Infusions allow for creativity in the beer world
Posted: 12:38 pm Wed, April 24, 2013
REHOBOTH BEACH, Del. — How would you like to try 16 Mile’s Amber Sun Ale with a hint of apples and cinnamon sticks? Or a cold glass of Dogfish Head’s Burton Baton combined with the brewery’s Brooklyn Brine Hop Pickles? Thanks to the art of beer infusion, those adventurous ideas are now possibilities.
At the Pickled Pig Pub in Rehoboth Beach, beer infusions have been offered for the last year and a half, according to Ben Cowell, the restaurant’s beer director. He said they add a new element of creativity and excitement to beer.
“I think right now in the craft beer market, there’s been this rush to try something new,” he said. “Everyone wants something new and exciting, different styles they may not have experienced. This sort of opens this up to a whole new world of flavors and experiences.”
The tool the Pickled Pig Pub uses to do the infusions is known as Randall the Enamel Animal, and it’s a creation of Dogfish Head Craft Brewery founder and president Sam Calagione.
Calagione said he built the Randall as a way to infuse more hops in its 120 Minute IPA during a contest in 2002. Not only did the beer win the contest, but that’s when his contraption started to become a hit.
Over the years, the Randall has been developed further. It’s now in its third iteration — Randall 3.0 — and Calagione said more than 400 Randalls, which retail at $288, have been sold.
The Randall 3.0 has two chambers. The first is hooked up to a draft and is filled with hops, or whatever you want to infuse the beer with. Once the beer flows through the inlet, it enters the outlet, where it defoams. Then, the final product is dispensed via a faucet.
“The alcohol in the beer acts as a solvent and strips the natural flavors off of the natural oils and essences in compounds in whatever you have in the Randall,” Calagione said. “It releases it right into the beer.”
The brewery also created a smaller device, the Randall Jr., last year, which at $20, can hold 16 ounces of beer at a time and eliminates the need for draft beer and allows for the use of bottled or canned beer.
Calagione said he’s seen his devices around the world, as far as New Zealand and as recently as two weeks ago in Stockholm, exceeding his expectations from the beginning, when he thought he would only be making one.
He said what he likes most about the beer infusions is that it emphasizes the role of certain ingredients in beer production at the consumer level. Allowing the addition of more hops, he said, allows the consumer to make an assumption of what hops contributes to the beer.
Infusing also serve as inspiration for other local breweries. At 16 Mile Brewery, an infusion of its Inlet IPA with mango led to the inspiration behind its upcoming Collaboration Brews for a Cause beer which will be made later this year.
“Quite frankly, it gives us ideas for beers down the line that we want to do,” said 16 Mile tavern manager Rich Gustafson, who is also the brewery’s infuser. “It’s almost like research and development for that particular idea.”

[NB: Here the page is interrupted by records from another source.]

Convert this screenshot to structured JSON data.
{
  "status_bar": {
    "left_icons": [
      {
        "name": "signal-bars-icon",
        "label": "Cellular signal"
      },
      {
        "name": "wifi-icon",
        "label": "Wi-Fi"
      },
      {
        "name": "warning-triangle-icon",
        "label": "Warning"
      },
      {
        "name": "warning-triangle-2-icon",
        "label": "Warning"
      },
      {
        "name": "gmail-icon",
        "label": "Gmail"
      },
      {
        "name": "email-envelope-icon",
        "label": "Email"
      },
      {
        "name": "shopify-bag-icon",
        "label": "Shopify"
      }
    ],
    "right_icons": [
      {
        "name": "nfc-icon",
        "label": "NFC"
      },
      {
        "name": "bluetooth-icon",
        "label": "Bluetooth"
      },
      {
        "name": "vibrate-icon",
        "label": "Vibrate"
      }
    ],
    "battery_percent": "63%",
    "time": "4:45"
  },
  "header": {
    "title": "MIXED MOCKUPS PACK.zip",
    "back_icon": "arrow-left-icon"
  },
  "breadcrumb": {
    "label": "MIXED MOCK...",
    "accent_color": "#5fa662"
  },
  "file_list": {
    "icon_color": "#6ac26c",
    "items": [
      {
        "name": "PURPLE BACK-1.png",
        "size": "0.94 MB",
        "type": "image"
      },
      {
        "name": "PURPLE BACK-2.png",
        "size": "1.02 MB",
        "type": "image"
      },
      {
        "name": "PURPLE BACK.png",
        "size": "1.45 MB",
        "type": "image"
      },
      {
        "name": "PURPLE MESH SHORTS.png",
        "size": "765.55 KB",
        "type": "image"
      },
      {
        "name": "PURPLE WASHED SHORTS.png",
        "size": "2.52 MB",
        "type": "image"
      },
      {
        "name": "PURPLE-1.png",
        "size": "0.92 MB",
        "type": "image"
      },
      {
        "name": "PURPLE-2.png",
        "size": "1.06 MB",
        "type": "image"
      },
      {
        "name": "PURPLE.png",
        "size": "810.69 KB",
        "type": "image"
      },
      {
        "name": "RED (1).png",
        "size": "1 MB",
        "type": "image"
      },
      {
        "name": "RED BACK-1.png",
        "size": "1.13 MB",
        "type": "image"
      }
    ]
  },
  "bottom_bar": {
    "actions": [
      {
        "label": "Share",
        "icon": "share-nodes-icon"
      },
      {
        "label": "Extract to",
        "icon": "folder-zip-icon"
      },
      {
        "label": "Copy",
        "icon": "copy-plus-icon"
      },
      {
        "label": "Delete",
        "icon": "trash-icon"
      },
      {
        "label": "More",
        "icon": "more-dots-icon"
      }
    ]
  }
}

Gustafson has been experimenting with new flavors since he joined 16 Mile in December, which have been well-received. He wanted to show ways to add extra flavors to already flavorful beers, and the process, he said takes seconds.
“Everybody seems to love them,” he said. “One of the reasons I keep doing it every Friday night is because of the great response to it.”
The brewery is in the process of testing a prototype infuser by Ohio-based Beer Tubes, which would allow breweries or restaurants to offer concoctions without using draft.
“In a lot of ways, it’s the next evolution of buying a pitcher and taking it to your table,” he said.